Hyeji Jun’s Album Quilt Tote, a canvas bag that bring back to life a popular local design from the 1840’s, derives its name from the quilted blocks on its sides. Each piece is a reused piece of fabric taken from clothing and linen at local thrift stores, the designs chosen specifically due to their specific ties to the city of Baltimore. Like the other 100 Mile Design Challenge participants from Baltimore, this design extends the meaning of sustainability beyond its ecological roots. These MICA students strive to sustain not just their region’s ecosystem, but also its traditions, through locally resourced and crafted products that tell a story about their place of origin.
While some University of Washington designers, such as Sohroosh Hashemi with his Wax Cloth Hunting Hat, emphasized similar cultural connections as their Baltimore counterparts, the most apparent theme in the Pacific Northwest School’s response to the Challenge was that of material fabrication. A majority of University of Washington projects consisted at least partially of home-made plastics, rosins, or dyes. Instead of sourcing her materials locally, Kay Heekyung Kim produces her own bioplastic from milk and vinegar to use in her Milk Plastic Candle Holder. The natural product, in conjunction with her beeswax and green crayon candle, portrays a handmade but pleasing aesthetic that is flexible enough to fit any shape and sustainable enough to please any green stalwart.
Frances Tung utilizes the same hand-made aesthetic in the Convertible Flower Planter, a fully biodegradable and compostable pot. Inspired by broken flower pots, this alternative strives to extend the life of a pot beyond its primary use. A ceramic compound out of baking soda and corn starch is the base for the product, with a lining mixture of beeswax, tree rosin and charcoal coating the inside surface to protect the clay from moist soil. Once the pot breaks, it can be crushed and put back into planting soil, as baking soda is commonly used as a soil pH neutralizer and fungicide.

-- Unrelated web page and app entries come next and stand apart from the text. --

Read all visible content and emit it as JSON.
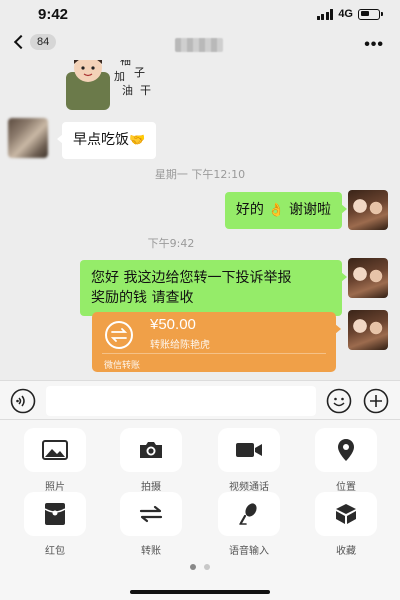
{
  "status_bar": {
    "time": "9:42",
    "network": "4G",
    "signal_level": 4
  },
  "nav": {
    "unread_count": "84",
    "more_icon": "ellipsis-icon"
  },
  "messages": {
    "sticker_text": "加油 袖子 干",
    "m1_text": "早点吃饭",
    "m1_emoji": "🤝",
    "ts1": "星期一 下午12:10",
    "m2_text_a": "好的",
    "m2_emoji": "👌",
    "m2_text_b": "谢谢啦",
    "ts2": "下午9:42",
    "m3_line1": "您好 我这边给您转一下投诉举报",
    "m3_line2": "奖励的钱 请查收"
  },
  "transfer": {
    "amount": "¥50.00",
    "description": "转账给陈艳虎",
    "footer": "微信转账",
    "color": "#f0a048"
  },
  "input_bar": {
    "placeholder": ""
  },
  "panel": {
    "items": [
      {
        "label": "照片",
        "icon": "photo-icon"
      },
      {
        "label": "拍摄",
        "icon": "camera-icon"
      },
      {
        "label": "视频通话",
        "icon": "video-call-icon"
      },
      {
        "label": "位置",
        "icon": "location-icon"
      },
      {
        "label": "红包",
        "icon": "red-packet-icon"
      },
      {
        "label": "转账",
        "icon": "transfer-icon"
      },
      {
        "label": "语音输入",
        "icon": "microphone-icon"
      },
      {
        "label": "收藏",
        "icon": "favorites-icon"
      }
    ],
    "page_count": 2,
    "current_page": 1
  },
  "colors": {
    "background": "#ededed",
    "bubble_sent": "#95ec69",
    "bubble_received": "#ffffff"
  }
}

The 100 Mile Design Challenge proves that with stringent restrictions on physical resources, product designers can come up with wildly innovative green materials and objects that redefine sustainability. For a product to be truly sustainable, a design must take into consideration the full green footprint of its manufacturing process, from the energy taken to produce it to the cultural ramifications and regional economic effects of its production. If even a small percentage of other exhibitors at ICFF and NY Design Week take the lessons learned by the students at MICA and University of Washington, there is no doubt that the field of sustainable design will evolve by leaps and bounds in the coming years.